Oral thrush is a fungal infection of the mouth caused by the Candida albicans fungus. Sounds scary, right? You probably know it by its more common, less scary name – a yeast infection. Since thrush loves to take up residence in the mouths of infants, we'd like to arm you with some knowledge to prevent it from ever arriving. Let's start with something that might surprise you. Did you know one of the most common transmission methods occurs during feeding time?
Unfortunately, it's true. Whether bottle or breast-feeding, because Candida albicans thrives on milk, the method of delivery doesn't really matter much. Either way, your child could end up with oral thrush. What's even more unfortunate is that because a baby's immune system is still developing, and women often wrestle with yeast infections themselves, a back'n'forth cycle of transmission often occurs. It's for this reason doctors typically recommend treating both the mother and the child if one of them exhibits symptoms of a yeast infection. Let's examine a few ways to stay ahead of this childhood nuisance.
- Maintain cleanliness: Your best defense when it comes to avoiding oral thrush is to keep feeding implements as clean as possible. While it might not seem to be a big concern to go without cleaning a bottle that has been used only an hour earlier, yeast can indeed form on the nipple of a bottle within that timeframe. Wash bottle nipples and pacifiers daily, and store bottles in the refrigerator when not in use to prevent yeast growth.
- Be aware of your own health: As previously mentioned, because a mother can transmit a yeast infection to her child via breastfeeding, it's important to look out for symptoms of the infection in your own body. Also, red, cracked, or sore nipples could indicate your baby has passed thrush onto you as well, so alert your doctor if this is ever the case. Additionally, should a mother have a vaginal yeast infection, and is in the last three months of pregnancy, your doctor may recommend treating the infection prior to birth to decrease the risk of the newborn developing thrush during delivery.

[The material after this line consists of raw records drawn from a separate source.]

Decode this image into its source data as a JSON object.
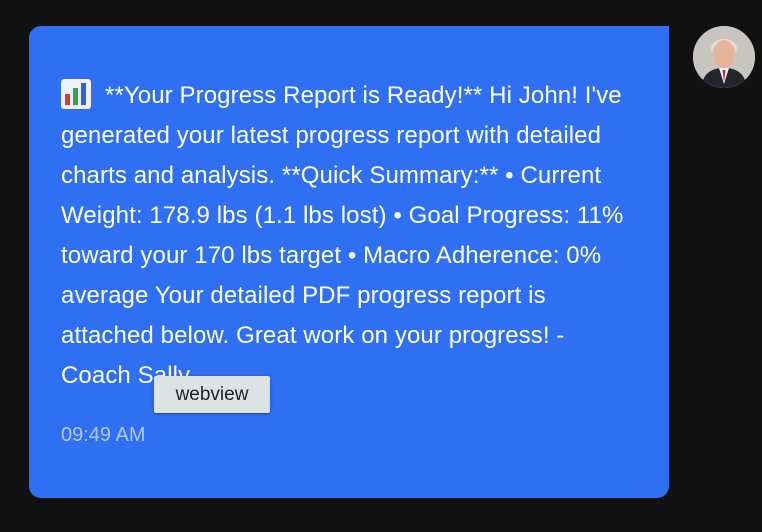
{
  "message": {
    "icon": "bar-chart-icon",
    "text": "**Your Progress Report is Ready!** Hi John! I've generated your latest progress report with detailed charts and analysis. **Quick Summary:** • Current Weight: 178.9 lbs (1.1 lbs lost) • Goal Progress: 11% toward your 170 lbs target • Macro Adherence: 0% average Your detailed PDF progress report is attached below. Great work on your progress! - Coach Sally",
    "timestamp": "09:49 AM"
  },
  "tooltip": {
    "label": "webview"
  },
  "avatar": {
    "icon": "user-avatar"
  },
  "colors": {
    "background": "#121212",
    "bubble": "#2f6ff2",
    "text": "#ffffff",
    "tooltip_bg": "#dde3e2"
  }
}
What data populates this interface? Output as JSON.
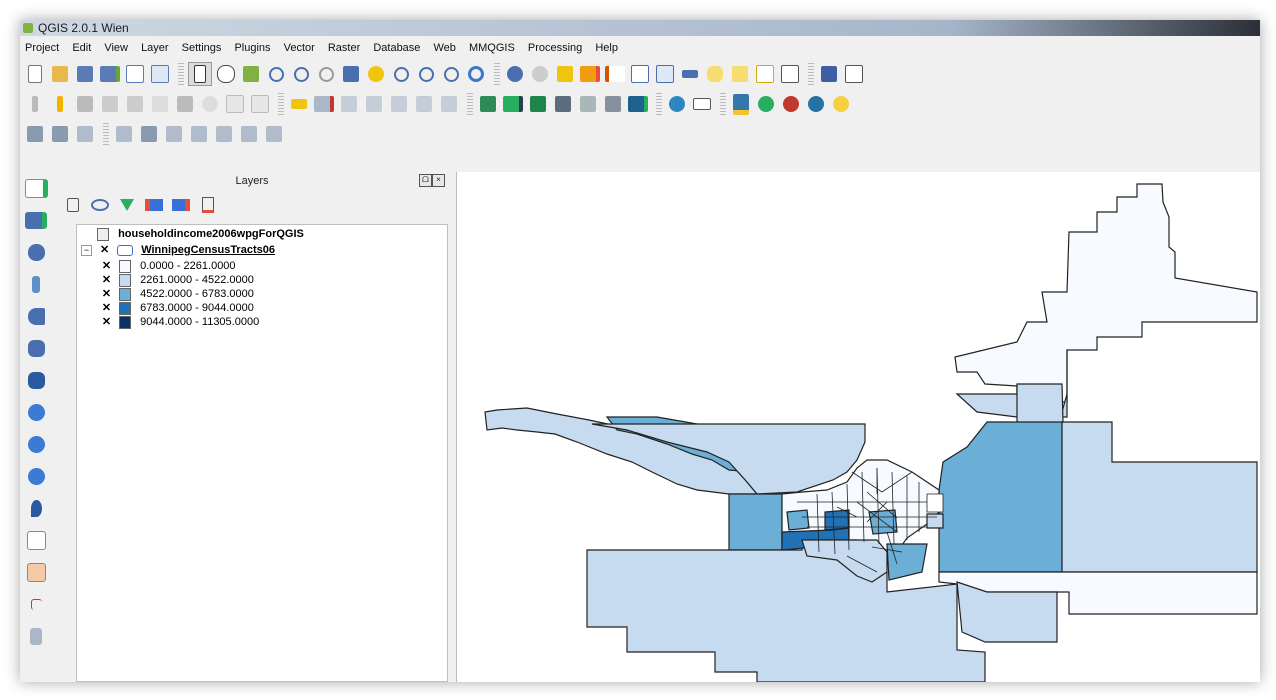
{
  "window": {
    "title": "QGIS 2.0.1 Wien"
  },
  "menu": [
    "Project",
    "Edit",
    "View",
    "Layer",
    "Settings",
    "Plugins",
    "Vector",
    "Raster",
    "Database",
    "Web",
    "MMQGIS",
    "Processing",
    "Help"
  ],
  "layers_panel": {
    "title": "Layers",
    "float_label": "ᗝ",
    "close_label": "×",
    "layers": [
      {
        "name": "householdincome2006wpgForQGIS",
        "type": "table"
      },
      {
        "name": "WinnipegCensusTracts06",
        "type": "polygon",
        "checked": "✕",
        "classes": [
          {
            "label": "0.0000 - 2261.0000",
            "color": "#f7fbff"
          },
          {
            "label": "2261.0000 - 4522.0000",
            "color": "#c6dbef"
          },
          {
            "label": "4522.0000 - 6783.0000",
            "color": "#6baed6"
          },
          {
            "label": "6783.0000 - 9044.0000",
            "color": "#2171b5"
          },
          {
            "label": "9044.0000 - 11305.0000",
            "color": "#08306b"
          }
        ]
      }
    ]
  },
  "class_checked": "✕",
  "colors": {
    "water": "#ffffff",
    "outline": "#222222"
  }
}
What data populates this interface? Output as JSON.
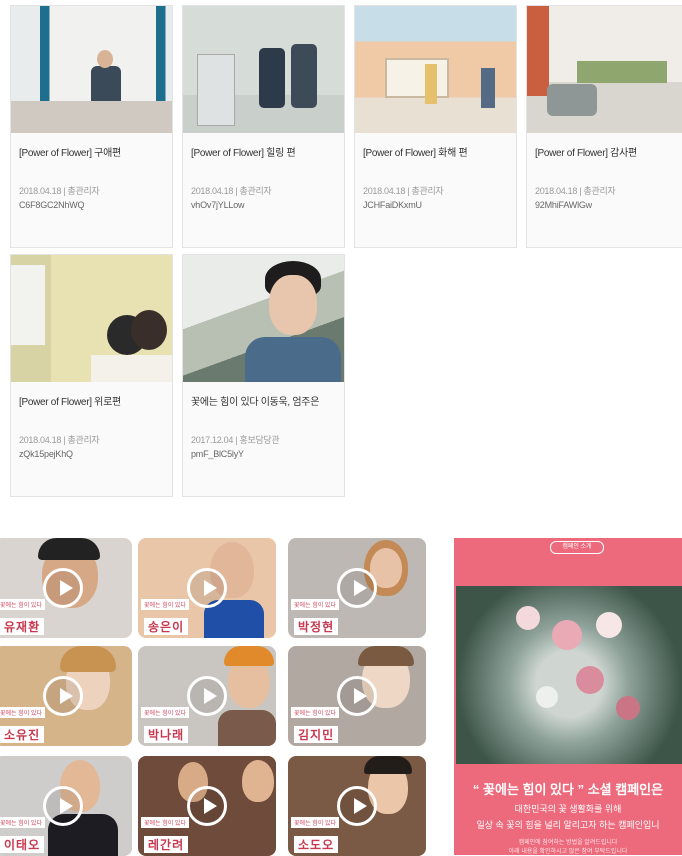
{
  "cards": [
    {
      "title": "[Power of Flower] 구애편",
      "meta": "2018.04.18 | 총관리자",
      "code": "C6F8GC2NhWQ"
    },
    {
      "title": "[Power of Flower] 힐링 편",
      "meta": "2018.04.18 | 총관리자",
      "code": "vhOv7jYLLow"
    },
    {
      "title": "[Power of Flower] 화해 편",
      "meta": "2018.04.18 | 총관리자",
      "code": "JCHFaiDKxmU"
    },
    {
      "title": "[Power of Flower] 감사편",
      "meta": "2018.04.18 | 총관리자",
      "code": "92MhiFAWlGw"
    },
    {
      "title": "[Power of Flower] 위로편",
      "meta": "2018.04.18 | 총관리자",
      "code": "zQk15pejKhQ"
    },
    {
      "title": "꽃에는 힘이 있다 이동욱, 엄주은",
      "meta": "2017.12.04 | 홍보담당관",
      "code": "pmF_BlC5lyY"
    }
  ],
  "videos": [
    {
      "tag": "꽃에는 힘이 있다",
      "name": "유재환"
    },
    {
      "tag": "꽃에는 힘이 있다",
      "name": "송은이"
    },
    {
      "tag": "꽃에는 힘이 있다",
      "name": "박정현"
    },
    {
      "tag": "꽃에는 힘이 있다",
      "name": "소유진"
    },
    {
      "tag": "꽃에는 힘이 있다",
      "name": "박나래"
    },
    {
      "tag": "꽃에는 힘이 있다",
      "name": "김지민"
    },
    {
      "tag": "꽃에는 힘이 있다",
      "name": "이태오"
    },
    {
      "tag": "꽃에는 힘이 있다",
      "name": "레간려"
    },
    {
      "tag": "꽃에는 힘이 있다",
      "name": "소도오"
    }
  ],
  "banner": {
    "pill": "캠페인 소개",
    "headline": "“ 꽃에는 힘이 있다 ” 소셜 캠페인은",
    "line1": "대한민국의 꽃 생활화를 위해",
    "line2": "일상 속 꽃의 힘을 널리 알리고자 하는 캠페인입니",
    "small1": "캠페인에 참여하는 방법을 알려드립니다",
    "small2": "아래 내용을 확인하시고 많은 참여 부탁드립니다"
  }
}
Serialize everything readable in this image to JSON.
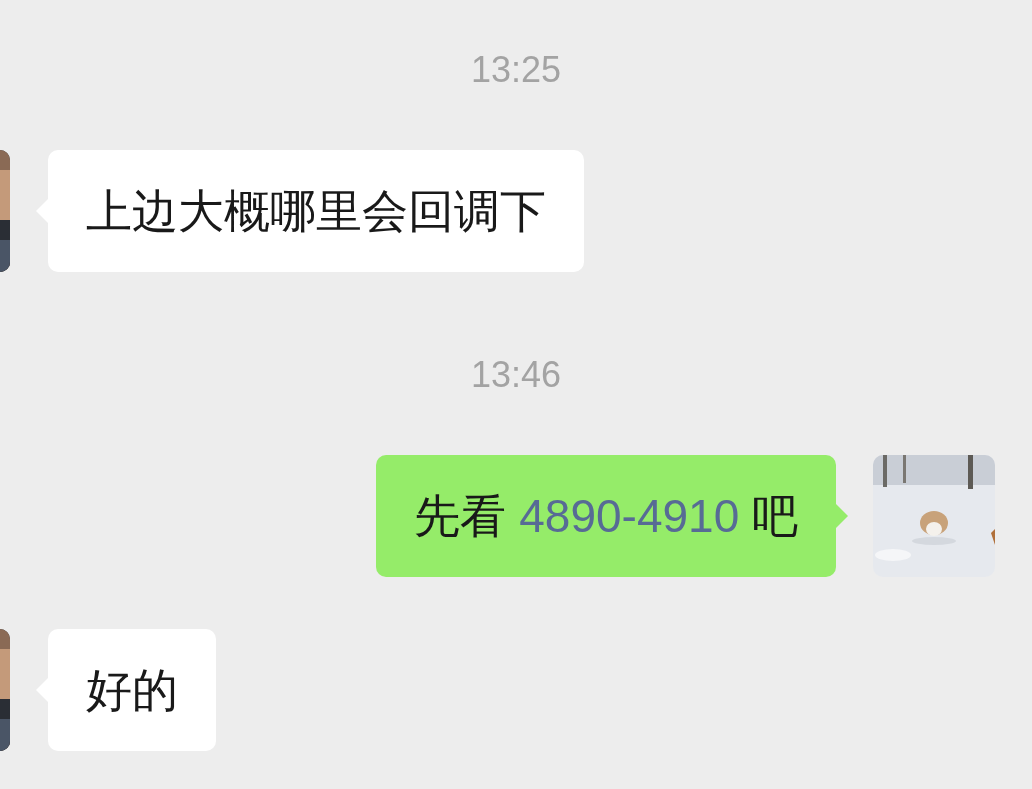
{
  "chat": [
    {
      "kind": "time",
      "text": "13:25"
    },
    {
      "kind": "received",
      "segments": [
        {
          "kind": "text",
          "text": "上边大概哪里会回调下"
        }
      ]
    },
    {
      "kind": "time",
      "text": "13:46"
    },
    {
      "kind": "sent",
      "segments": [
        {
          "kind": "text",
          "text": "先看 "
        },
        {
          "kind": "link",
          "text": "4890-4910"
        },
        {
          "kind": "text",
          "text": " 吧"
        }
      ]
    },
    {
      "kind": "received",
      "segments": [
        {
          "kind": "text",
          "text": "好的"
        }
      ]
    }
  ]
}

- Understand the role of antibiotics: Because antibiotics disrupt the natural balance of micro-organisms that protect a baby from getting thrush in the first place, a baby taking antibiotics for any other sort of infection could make them prone to developing thrush as a result. Breastfeeding during this time can help because breast milk delivers supportive antibodies to help develop a child's immune system, and rinsing your baby’s mouth with some water after delivering antibiotics can help reduce the chances of the antibiotic having an acute adverse effect in the oral cavity.